┌──
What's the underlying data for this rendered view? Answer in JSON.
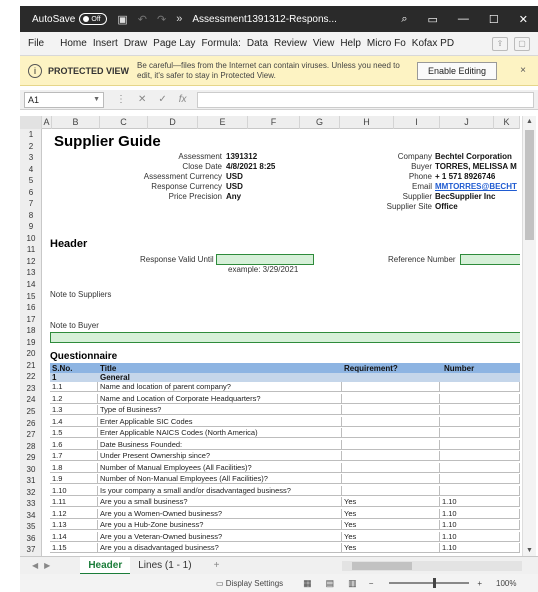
{
  "titlebar": {
    "autosave_label": "AutoSave",
    "autosave_state": "Off",
    "document_title": "Assessment1391312-Respons..."
  },
  "ribbon": {
    "tabs": [
      "File",
      "Home",
      "Insert",
      "Draw",
      "Page Lay",
      "Formula:",
      "Data",
      "Review",
      "View",
      "Help",
      "Micro Fo",
      "Kofax PD"
    ]
  },
  "protected_view": {
    "title": "PROTECTED VIEW",
    "message": "Be careful—files from the Internet can contain viruses. Unless you need to edit, it's safer to stay in Protected View.",
    "enable_button": "Enable Editing",
    "close": "×"
  },
  "formula_bar": {
    "name_box": "A1",
    "fx": "fx",
    "value": ""
  },
  "columns": [
    "A",
    "B",
    "C",
    "D",
    "E",
    "F",
    "G",
    "H",
    "I",
    "J",
    "K"
  ],
  "rows": [
    "1",
    "2",
    "3",
    "4",
    "5",
    "6",
    "7",
    "8",
    "9",
    "10",
    "11",
    "12",
    "13",
    "14",
    "15",
    "16",
    "17",
    "18",
    "19",
    "20",
    "21",
    "22",
    "23",
    "24",
    "25",
    "26",
    "27",
    "28",
    "29",
    "30",
    "31",
    "32",
    "33",
    "34",
    "35",
    "36",
    "37"
  ],
  "sheet": {
    "title": "Supplier Guide",
    "left_info": [
      {
        "label": "Assessment",
        "value": "1391312"
      },
      {
        "label": "Close Date",
        "value": "4/8/2021 8:25"
      },
      {
        "label": "Assessment Currency",
        "value": "USD"
      },
      {
        "label": "Response Currency",
        "value": "USD"
      },
      {
        "label": "Price Precision",
        "value": "Any"
      }
    ],
    "right_info": [
      {
        "label": "Company",
        "value": "Bechtel Corporation"
      },
      {
        "label": "Buyer",
        "value": "TORRES, MELISSA M"
      },
      {
        "label": "Phone",
        "value": "+ 1 571 8926746"
      },
      {
        "label": "Email",
        "value": "MMTORRES@BECHT"
      },
      {
        "label": "Supplier",
        "value": "BecSupplier Inc"
      },
      {
        "label": "Supplier Site",
        "value": "Office"
      }
    ],
    "header_section": "Header",
    "response_valid_until_label": "Response Valid Until",
    "example_text": "example:  3/29/2021",
    "reference_number_label": "Reference Number",
    "note_to_suppliers": "Note to Suppliers",
    "note_to_buyer": "Note to Buyer",
    "questionnaire_section": "Questionnaire"
  },
  "table": {
    "headers": [
      "S.No.",
      "Title",
      "Requirement?",
      "Number"
    ],
    "group": {
      "sno": "1",
      "title": "General"
    },
    "rows": [
      {
        "sno": "1.1",
        "title": "Name and location of parent company?",
        "req": "",
        "num": ""
      },
      {
        "sno": "1.2",
        "title": "Name and Location of Corporate Headquarters?",
        "req": "",
        "num": ""
      },
      {
        "sno": "1.3",
        "title": "Type of Business?",
        "req": "",
        "num": ""
      },
      {
        "sno": "1.4",
        "title": "Enter Applicable SIC Codes",
        "req": "",
        "num": ""
      },
      {
        "sno": "1.5",
        "title": "Enter Applicable NAICS Codes (North America)",
        "req": "",
        "num": ""
      },
      {
        "sno": "1.6",
        "title": "Date Business Founded:",
        "req": "",
        "num": ""
      },
      {
        "sno": "1.7",
        "title": "Under  Present Ownership since?",
        "req": "",
        "num": ""
      },
      {
        "sno": "1.8",
        "title": "Number of Manual Employees (All Facilities)?",
        "req": "",
        "num": ""
      },
      {
        "sno": "1.9",
        "title": "Number of Non-Manual Employees (All Facilities)?",
        "req": "",
        "num": ""
      },
      {
        "sno": "1.10",
        "title": "Is your company a small and/or disadvantaged business?",
        "req": "",
        "num": ""
      },
      {
        "sno": "1.11",
        "title": "Are you a small business?",
        "req": "Yes",
        "num": "1.10"
      },
      {
        "sno": "1.12",
        "title": "Are you a Women-Owned business?",
        "req": "Yes",
        "num": "1.10"
      },
      {
        "sno": "1.13",
        "title": "Are you a Hub-Zone business?",
        "req": "Yes",
        "num": "1.10"
      },
      {
        "sno": "1.14",
        "title": "Are you a Veteran-Owned business?",
        "req": "Yes",
        "num": "1.10"
      },
      {
        "sno": "1.15",
        "title": "Are you a disadvantaged business?",
        "req": "Yes",
        "num": "1.10"
      }
    ]
  },
  "sheet_tabs": {
    "tabs": [
      "Header",
      "Lines (1 - 1)"
    ],
    "active": "Header",
    "add": "+"
  },
  "status": {
    "display_settings": "Display Settings",
    "zoom_minus": "−",
    "zoom_plus": "+",
    "zoom": "100%"
  }
}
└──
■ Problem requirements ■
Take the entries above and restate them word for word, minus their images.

■ Exercise solution ■
What's the underlying data for this rendered view? Answer in JSON.
{
  "titlebar": {
    "autosave_label": "AutoSave",
    "autosave_state": "Off",
    "document_title": "Assessment1391312-Respons..."
  },
  "ribbon": {
    "tabs": [
      "File",
      "Home",
      "Insert",
      "Draw",
      "Page Lay",
      "Formula:",
      "Data",
      "Review",
      "View",
      "Help",
      "Micro Fo",
      "Kofax PD"
    ]
  },
  "protected_view": {
    "title": "PROTECTED VIEW",
    "message": "Be careful—files from the Internet can contain viruses. Unless you need to edit, it's safer to stay in Protected View.",
    "enable_button": "Enable Editing",
    "close": "×"
  },
  "formula_bar": {
    "name_box": "A1",
    "fx": "fx",
    "value": ""
  },
  "columns": [
    "A",
    "B",
    "C",
    "D",
    "E",
    "F",
    "G",
    "H",
    "I",
    "J",
    "K"
  ],
  "rows": [
    "1",
    "2",
    "3",
    "4",
    "5",
    "6",
    "7",
    "8",
    "9",
    "10",
    "11",
    "12",
    "13",
    "14",
    "15",
    "16",
    "17",
    "18",
    "19",
    "20",
    "21",
    "22",
    "23",
    "24",
    "25",
    "26",
    "27",
    "28",
    "29",
    "30",
    "31",
    "32",
    "33",
    "34",
    "35",
    "36",
    "37"
  ],
  "sheet": {
    "title": "Supplier Guide",
    "left_info": [
      {
        "label": "Assessment",
        "value": "1391312"
      },
      {
        "label": "Close Date",
        "value": "4/8/2021 8:25"
      },
      {
        "label": "Assessment Currency",
        "value": "USD"
      },
      {
        "label": "Response Currency",
        "value": "USD"
      },
      {
        "label": "Price Precision",
        "value": "Any"
      }
    ],
    "right_info": [
      {
        "label": "Company",
        "value": "Bechtel Corporation"
      },
      {
        "label": "Buyer",
        "value": "TORRES, MELISSA M"
      },
      {
        "label": "Phone",
        "value": "+ 1 571 8926746"
      },
      {
        "label": "Email",
        "value": "MMTORRES@BECHT"
      },
      {
        "label": "Supplier",
        "value": "BecSupplier Inc"
      },
      {
        "label": "Supplier Site",
        "value": "Office"
      }
    ],
    "header_section": "Header",
    "response_valid_until_label": "Response Valid Until",
    "example_text": "example:  3/29/2021",
    "reference_number_label": "Reference Number",
    "note_to_suppliers": "Note to Suppliers",
    "note_to_buyer": "Note to Buyer",
    "questionnaire_section": "Questionnaire"
  },
  "table": {
    "headers": [
      "S.No.",
      "Title",
      "Requirement?",
      "Number"
    ],
    "group": {
      "sno": "1",
      "title": "General"
    },
    "rows": [
      {
        "sno": "1.1",
        "title": "Name and location of parent company?",
        "req": "",
        "num": ""
      },
      {
        "sno": "1.2",
        "title": "Name and Location of Corporate Headquarters?",
        "req": "",
        "num": ""
      },
      {
        "sno": "1.3",
        "title": "Type of Business?",
        "req": "",
        "num": ""
      },
      {
        "sno": "1.4",
        "title": "Enter Applicable SIC Codes",
        "req": "",
        "num": ""
      },
      {
        "sno": "1.5",
        "title": "Enter Applicable NAICS Codes (North America)",
        "req": "",
        "num": ""
      },
      {
        "sno": "1.6",
        "title": "Date Business Founded:",
        "req": "",
        "num": ""
      },
      {
        "sno": "1.7",
        "title": "Under  Present Ownership since?",
        "req": "",
        "num": ""
      },
      {
        "sno": "1.8",
        "title": "Number of Manual Employees (All Facilities)?",
        "req": "",
        "num": ""
      },
      {
        "sno": "1.9",
        "title": "Number of Non-Manual Employees (All Facilities)?",
        "req": "",
        "num": ""
      },
      {
        "sno": "1.10",
        "title": "Is your company a small and/or disadvantaged business?",
        "req": "",
        "num": ""
      },
      {
        "sno": "1.11",
        "title": "Are you a small business?",
        "req": "Yes",
        "num": "1.10"
      },
      {
        "sno": "1.12",
        "title": "Are you a Women-Owned business?",
        "req": "Yes",
        "num": "1.10"
      },
      {
        "sno": "1.13",
        "title": "Are you a Hub-Zone business?",
        "req": "Yes",
        "num": "1.10"
      },
      {
        "sno": "1.14",
        "title": "Are you a Veteran-Owned business?",
        "req": "Yes",
        "num": "1.10"
      },
      {
        "sno": "1.15",
        "title": "Are you a disadvantaged business?",
        "req": "Yes",
        "num": "1.10"
      }
    ]
  },
  "sheet_tabs": {
    "tabs": [
      "Header",
      "Lines (1 - 1)"
    ],
    "active": "Header",
    "add": "+"
  },
  "status": {
    "display_settings": "Display Settings",
    "zoom_minus": "−",
    "zoom_plus": "+",
    "zoom": "100%"
  }
}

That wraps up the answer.